STORED DATA ▸
┄┄┄┄┄┄┄┄┄┄┄┄┄┄┄┄┄┄┄┄

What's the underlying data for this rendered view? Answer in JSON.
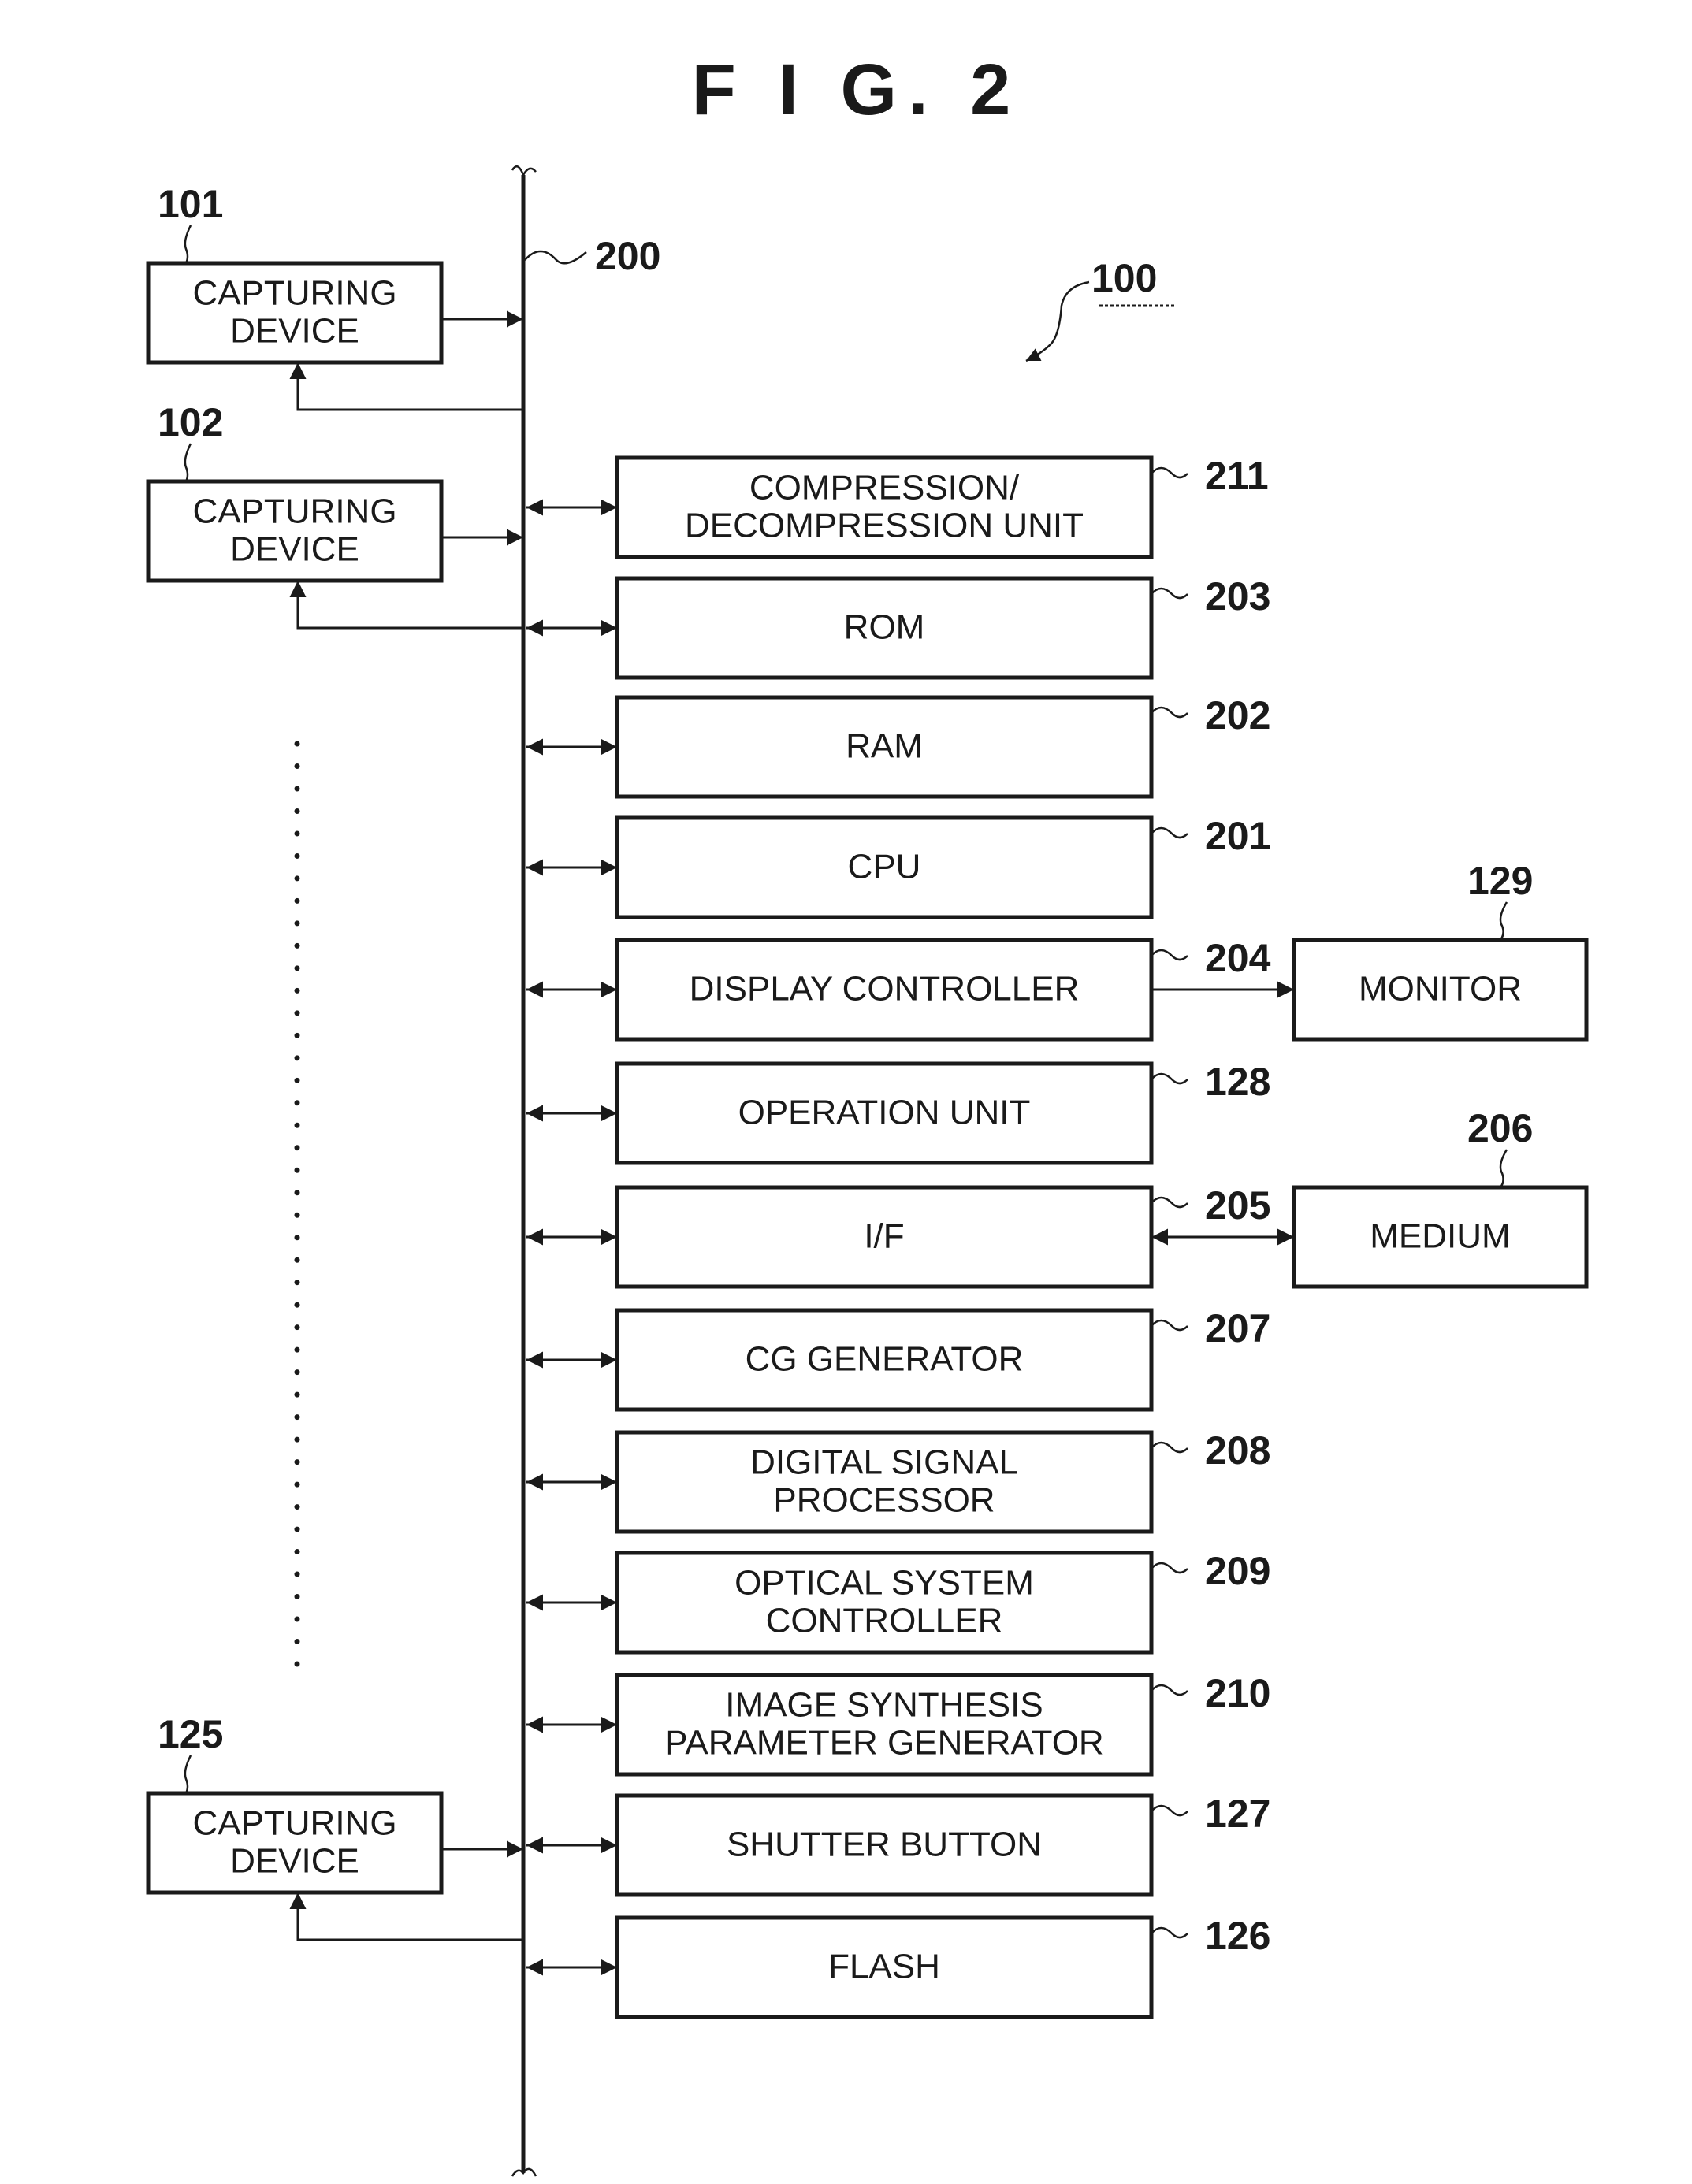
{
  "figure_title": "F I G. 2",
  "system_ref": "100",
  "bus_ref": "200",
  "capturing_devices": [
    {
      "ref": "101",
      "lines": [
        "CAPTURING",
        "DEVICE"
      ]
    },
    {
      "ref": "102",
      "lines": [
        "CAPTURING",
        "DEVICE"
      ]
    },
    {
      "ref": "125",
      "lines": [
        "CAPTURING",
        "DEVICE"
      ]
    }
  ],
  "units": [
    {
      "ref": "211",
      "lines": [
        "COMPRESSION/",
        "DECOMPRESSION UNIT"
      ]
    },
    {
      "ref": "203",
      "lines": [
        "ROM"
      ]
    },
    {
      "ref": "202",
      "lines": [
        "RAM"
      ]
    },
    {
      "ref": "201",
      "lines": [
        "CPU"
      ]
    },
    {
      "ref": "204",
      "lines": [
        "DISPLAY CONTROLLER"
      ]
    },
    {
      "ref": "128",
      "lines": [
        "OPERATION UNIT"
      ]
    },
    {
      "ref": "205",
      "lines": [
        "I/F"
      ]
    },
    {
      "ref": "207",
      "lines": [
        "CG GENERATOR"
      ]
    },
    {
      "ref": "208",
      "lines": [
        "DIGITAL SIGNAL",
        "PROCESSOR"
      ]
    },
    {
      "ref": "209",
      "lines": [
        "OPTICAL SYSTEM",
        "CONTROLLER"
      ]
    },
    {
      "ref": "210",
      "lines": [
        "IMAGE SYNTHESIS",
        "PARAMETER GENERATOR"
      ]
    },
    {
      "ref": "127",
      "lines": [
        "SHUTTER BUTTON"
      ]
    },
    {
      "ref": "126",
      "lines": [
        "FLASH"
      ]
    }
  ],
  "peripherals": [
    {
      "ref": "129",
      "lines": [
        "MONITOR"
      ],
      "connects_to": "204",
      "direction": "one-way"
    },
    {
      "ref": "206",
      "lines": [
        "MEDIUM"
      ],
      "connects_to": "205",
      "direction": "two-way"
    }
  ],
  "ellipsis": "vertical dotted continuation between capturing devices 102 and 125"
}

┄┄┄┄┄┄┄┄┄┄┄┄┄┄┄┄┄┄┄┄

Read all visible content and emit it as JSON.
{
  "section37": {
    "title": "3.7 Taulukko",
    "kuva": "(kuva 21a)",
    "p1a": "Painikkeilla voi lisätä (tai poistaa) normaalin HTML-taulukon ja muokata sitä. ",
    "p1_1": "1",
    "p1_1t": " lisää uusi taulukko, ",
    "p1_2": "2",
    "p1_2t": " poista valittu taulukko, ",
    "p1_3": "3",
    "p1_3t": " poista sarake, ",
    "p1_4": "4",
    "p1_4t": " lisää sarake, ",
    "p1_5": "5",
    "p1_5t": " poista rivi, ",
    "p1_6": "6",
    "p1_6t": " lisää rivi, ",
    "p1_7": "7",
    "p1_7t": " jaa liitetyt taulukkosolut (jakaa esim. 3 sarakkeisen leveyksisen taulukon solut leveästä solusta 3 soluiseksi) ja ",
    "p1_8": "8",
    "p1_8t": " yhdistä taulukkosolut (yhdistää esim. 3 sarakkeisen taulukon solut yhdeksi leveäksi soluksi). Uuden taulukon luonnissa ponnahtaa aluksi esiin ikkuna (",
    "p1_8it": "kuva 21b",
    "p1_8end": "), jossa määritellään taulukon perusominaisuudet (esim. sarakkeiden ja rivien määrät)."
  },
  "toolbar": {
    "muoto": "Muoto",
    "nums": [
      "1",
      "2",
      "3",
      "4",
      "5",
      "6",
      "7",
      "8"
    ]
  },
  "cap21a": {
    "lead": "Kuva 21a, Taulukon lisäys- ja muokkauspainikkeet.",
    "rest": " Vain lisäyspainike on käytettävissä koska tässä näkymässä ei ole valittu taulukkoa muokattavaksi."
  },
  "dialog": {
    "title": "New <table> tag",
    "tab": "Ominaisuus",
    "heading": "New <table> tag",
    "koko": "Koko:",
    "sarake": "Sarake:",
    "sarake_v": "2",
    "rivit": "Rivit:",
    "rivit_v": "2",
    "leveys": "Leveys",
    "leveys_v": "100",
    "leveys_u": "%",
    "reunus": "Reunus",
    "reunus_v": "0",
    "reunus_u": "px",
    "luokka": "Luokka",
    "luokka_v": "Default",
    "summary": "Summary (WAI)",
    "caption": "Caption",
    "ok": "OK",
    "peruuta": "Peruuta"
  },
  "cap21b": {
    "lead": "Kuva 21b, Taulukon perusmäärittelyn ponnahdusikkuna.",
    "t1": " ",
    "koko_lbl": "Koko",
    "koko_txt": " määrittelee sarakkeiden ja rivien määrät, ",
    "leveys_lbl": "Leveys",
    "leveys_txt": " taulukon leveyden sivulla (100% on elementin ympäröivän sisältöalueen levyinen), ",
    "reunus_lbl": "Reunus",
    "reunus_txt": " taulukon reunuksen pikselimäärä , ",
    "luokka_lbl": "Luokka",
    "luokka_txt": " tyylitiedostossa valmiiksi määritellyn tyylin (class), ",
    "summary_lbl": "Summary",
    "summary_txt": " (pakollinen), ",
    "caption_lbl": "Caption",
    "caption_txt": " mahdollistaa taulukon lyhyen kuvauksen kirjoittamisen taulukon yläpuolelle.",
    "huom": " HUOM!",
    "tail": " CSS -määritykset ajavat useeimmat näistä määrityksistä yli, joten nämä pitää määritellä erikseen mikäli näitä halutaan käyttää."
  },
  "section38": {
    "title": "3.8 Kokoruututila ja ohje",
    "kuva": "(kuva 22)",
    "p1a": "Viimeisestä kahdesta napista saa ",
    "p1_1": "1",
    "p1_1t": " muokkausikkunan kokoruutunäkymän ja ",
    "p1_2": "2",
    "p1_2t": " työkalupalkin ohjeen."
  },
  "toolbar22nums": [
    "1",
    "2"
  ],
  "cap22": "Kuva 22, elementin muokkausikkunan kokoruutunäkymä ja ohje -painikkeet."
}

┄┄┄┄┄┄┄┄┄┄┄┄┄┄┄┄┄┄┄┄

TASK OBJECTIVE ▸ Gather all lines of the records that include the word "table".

ANSWER SECTION ▸
    "title": "New <table> tag",
    "heading": "New <table> tag",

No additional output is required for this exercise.